Spiderman push-ups also help in the ability of improving fitness while working on ground movement skills. After each push up, bring one knee up to the same side elbow, alternating each repetition. It simulates night crawling movement.
Mountain Climbers are another exercise with direct relation to both ground movement and knee strikes on the ground.
Push ups are great for general upper body strength and are directly related to the ability to push people or things.
Body weight squats are a great exercise for improving balance and general lower body strength. It’s directly combat related because you’ll need to get down and back up from the ground regularly.
RUN, WALK, or WHAT?
While running is an excellent skill for staying out of combat, there is no caloric benefit to running versus walking…the benefit comes from cardiovascular ability. For those seeking to lose weight, don’t fret because you can’t run, your body generally burns the same calories walking a similar distance as running.
So which do I choose, to be directly related to combat ability? NEITHER.
The answer is: GET THE RUCK OFF THE COUCH
That’s right, rucking is the way to actual combat fitness. Rucking is putting on a backpack with 20-35 pounds of weight inside and then get out and conduct movement with it. Some programs say use a brick, or put weights in it, but that isn’t realistic. My patrol pack with a poncho, poncho liner, rain gear, 24 hours of food, a med kit, and some general gear weighs in at about 30 pounds.
If I hike 4 miles carrying that, I’m working on cardio, I’m working on movement in general, and doing it all with weight resistance. Talk about a full body workout. Now, I don’t generally use normal, wide hiking trails, I use small footpaths with lots of elevation changes. I don’t move fast, I move quietly, which takes more muscular activity than moving fast, and it develops combat or evasion skill.

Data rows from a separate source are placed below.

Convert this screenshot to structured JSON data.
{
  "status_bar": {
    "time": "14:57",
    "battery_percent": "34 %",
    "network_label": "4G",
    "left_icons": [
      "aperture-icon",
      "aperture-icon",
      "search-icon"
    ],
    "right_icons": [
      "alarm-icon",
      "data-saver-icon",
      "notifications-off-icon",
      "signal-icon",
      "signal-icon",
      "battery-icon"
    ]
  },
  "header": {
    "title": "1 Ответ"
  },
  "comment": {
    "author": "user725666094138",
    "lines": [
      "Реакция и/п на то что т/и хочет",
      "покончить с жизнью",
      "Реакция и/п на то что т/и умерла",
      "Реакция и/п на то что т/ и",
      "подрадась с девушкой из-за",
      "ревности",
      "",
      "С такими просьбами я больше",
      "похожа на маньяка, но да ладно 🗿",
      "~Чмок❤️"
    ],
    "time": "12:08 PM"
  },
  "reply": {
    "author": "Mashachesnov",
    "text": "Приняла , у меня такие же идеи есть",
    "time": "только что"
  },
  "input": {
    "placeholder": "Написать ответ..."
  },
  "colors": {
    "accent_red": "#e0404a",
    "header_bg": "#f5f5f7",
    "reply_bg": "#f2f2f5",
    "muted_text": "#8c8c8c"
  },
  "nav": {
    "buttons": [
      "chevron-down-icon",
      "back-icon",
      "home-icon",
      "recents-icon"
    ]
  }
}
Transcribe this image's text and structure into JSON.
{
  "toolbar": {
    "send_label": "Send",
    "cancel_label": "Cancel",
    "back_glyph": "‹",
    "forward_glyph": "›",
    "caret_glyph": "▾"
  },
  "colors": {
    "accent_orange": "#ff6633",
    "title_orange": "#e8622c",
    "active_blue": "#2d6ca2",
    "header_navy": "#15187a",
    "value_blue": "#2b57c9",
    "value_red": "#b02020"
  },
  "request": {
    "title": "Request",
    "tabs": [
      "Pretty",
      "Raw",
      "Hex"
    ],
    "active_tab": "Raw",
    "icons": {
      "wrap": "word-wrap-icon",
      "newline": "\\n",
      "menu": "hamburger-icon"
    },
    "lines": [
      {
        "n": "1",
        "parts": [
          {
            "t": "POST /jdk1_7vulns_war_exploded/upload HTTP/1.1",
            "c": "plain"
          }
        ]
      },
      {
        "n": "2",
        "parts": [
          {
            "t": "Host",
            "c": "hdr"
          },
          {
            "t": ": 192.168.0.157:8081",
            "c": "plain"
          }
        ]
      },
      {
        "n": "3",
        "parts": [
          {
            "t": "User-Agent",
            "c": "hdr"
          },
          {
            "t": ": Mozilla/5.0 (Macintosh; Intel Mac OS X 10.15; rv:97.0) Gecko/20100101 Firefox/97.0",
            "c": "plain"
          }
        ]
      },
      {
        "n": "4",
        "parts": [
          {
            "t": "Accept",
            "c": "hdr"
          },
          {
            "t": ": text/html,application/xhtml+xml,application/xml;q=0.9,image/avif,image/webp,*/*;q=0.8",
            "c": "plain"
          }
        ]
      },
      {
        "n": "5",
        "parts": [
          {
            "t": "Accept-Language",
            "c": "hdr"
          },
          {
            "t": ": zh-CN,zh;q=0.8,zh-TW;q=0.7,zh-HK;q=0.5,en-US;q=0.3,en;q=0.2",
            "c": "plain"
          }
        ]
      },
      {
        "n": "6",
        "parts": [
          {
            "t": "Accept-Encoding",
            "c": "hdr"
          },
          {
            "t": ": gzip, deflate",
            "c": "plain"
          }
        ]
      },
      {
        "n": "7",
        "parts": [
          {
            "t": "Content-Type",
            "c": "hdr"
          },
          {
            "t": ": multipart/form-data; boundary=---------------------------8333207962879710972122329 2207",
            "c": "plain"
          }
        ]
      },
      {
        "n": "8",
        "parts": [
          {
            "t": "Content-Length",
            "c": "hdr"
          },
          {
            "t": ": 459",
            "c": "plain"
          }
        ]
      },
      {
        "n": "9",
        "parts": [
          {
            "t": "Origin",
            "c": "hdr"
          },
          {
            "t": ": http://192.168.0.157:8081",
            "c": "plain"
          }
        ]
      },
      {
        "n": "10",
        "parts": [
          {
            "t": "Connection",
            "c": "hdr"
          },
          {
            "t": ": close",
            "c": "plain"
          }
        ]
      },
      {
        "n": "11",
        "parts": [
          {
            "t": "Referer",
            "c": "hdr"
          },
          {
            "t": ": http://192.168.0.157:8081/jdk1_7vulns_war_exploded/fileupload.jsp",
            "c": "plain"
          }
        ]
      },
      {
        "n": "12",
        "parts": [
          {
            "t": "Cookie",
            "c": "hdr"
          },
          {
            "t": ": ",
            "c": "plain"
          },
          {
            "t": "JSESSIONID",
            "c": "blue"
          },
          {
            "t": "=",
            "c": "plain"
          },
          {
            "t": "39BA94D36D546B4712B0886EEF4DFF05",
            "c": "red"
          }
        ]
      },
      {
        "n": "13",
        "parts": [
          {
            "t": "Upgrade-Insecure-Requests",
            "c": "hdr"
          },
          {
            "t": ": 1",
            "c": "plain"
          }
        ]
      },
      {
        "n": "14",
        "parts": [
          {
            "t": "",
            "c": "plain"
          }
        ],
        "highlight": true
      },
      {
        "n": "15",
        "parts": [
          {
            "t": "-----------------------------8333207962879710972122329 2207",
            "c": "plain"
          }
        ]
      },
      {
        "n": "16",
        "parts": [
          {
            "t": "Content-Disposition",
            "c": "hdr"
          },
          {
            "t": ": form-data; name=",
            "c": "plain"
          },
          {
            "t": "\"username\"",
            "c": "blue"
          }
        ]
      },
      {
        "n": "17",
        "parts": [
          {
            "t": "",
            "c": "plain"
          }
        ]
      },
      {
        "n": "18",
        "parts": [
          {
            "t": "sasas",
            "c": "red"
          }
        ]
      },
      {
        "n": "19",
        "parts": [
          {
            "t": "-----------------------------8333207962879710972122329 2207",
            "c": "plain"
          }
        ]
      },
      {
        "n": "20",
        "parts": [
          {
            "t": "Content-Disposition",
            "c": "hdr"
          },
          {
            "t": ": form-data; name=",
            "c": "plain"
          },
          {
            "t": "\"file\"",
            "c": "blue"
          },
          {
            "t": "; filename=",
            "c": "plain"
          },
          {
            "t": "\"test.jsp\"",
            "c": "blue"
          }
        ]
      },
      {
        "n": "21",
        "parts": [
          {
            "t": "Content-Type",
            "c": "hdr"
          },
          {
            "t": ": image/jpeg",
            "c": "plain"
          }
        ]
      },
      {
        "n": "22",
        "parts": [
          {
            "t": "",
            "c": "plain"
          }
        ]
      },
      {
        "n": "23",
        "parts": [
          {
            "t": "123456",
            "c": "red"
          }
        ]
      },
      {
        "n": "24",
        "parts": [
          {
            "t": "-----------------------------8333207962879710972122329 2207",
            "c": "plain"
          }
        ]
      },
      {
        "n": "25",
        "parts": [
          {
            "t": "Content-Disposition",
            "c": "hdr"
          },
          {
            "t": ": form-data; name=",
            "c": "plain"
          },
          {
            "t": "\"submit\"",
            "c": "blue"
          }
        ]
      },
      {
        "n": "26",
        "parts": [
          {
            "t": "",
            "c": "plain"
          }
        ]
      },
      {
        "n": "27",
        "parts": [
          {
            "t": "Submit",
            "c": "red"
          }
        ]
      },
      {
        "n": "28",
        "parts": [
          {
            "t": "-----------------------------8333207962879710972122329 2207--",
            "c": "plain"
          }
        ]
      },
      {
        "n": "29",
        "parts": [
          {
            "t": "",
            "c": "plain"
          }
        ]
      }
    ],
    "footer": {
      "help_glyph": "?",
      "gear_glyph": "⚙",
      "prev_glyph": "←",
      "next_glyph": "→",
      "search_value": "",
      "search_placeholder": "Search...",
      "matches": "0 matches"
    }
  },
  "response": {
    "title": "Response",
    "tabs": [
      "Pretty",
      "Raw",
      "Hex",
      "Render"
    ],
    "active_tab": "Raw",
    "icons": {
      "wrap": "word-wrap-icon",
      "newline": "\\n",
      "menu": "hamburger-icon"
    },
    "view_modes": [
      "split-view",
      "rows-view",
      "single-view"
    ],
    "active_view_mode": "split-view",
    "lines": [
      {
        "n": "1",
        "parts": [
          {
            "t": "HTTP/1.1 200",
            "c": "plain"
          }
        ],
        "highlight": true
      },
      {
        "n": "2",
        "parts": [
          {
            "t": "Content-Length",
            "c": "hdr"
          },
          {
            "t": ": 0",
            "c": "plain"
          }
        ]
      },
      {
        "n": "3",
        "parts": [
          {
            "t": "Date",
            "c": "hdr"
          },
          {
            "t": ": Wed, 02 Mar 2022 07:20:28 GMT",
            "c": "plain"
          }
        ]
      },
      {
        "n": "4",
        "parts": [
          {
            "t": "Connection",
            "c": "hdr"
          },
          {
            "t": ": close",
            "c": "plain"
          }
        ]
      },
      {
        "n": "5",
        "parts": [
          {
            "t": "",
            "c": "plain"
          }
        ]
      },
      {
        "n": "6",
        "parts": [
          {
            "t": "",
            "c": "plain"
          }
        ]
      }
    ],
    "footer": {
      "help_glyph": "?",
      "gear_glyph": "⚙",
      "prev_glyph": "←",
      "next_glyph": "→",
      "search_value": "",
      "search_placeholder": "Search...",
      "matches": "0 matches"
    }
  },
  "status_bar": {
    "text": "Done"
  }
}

Once you’ve mastered rucking with just the pack, add a chest rig and armor plates. Then add a rifle….you get the idea.
It is true functional training in the gear you’ll actually use.
Many people in our community choose to run to develop cardio fitness, and I was one of them. There is nothing wrong with that and running is never a bad skill to have.
However, recently, I’ve migrated my cardio program to Les Mills Combat. It’s an old program, so I’m not even sure if you can still buy it. I use it because it consists of a doing combative strike combinations in high repetitions and at combat speed to develop cardio. It’s a HIIT program, and it’s also giving me reps of front kicks, side kicks, jabs, crosses, knee & elbow strikes. I see as it as a win-win.
Choose what works for you as long as you DO SOMETHING.
There are two great resources for fitness that I use.
The first is to subscribe to Drew Baye’s newsletter and check out his programs at www.baye.com. Drew knows his stuff and ironically today he put out an article on this same topic. Great minds, I guess.
The second is a video from Max Velocity Training called the MVT Functional Fitness Assessment, found at www.maxveloctitytactical.com/tactical-classes/fitness-prerequisites/. It’s a great workout and a way to see where you stand. It’s also the baseline requirement to attend any of his outstanding classes.
Basically, you are running out of time. Get up, get out, and get moving. Doing anything physical is better than doing nothing, but make sure that what you are working on, has a real-life purpose.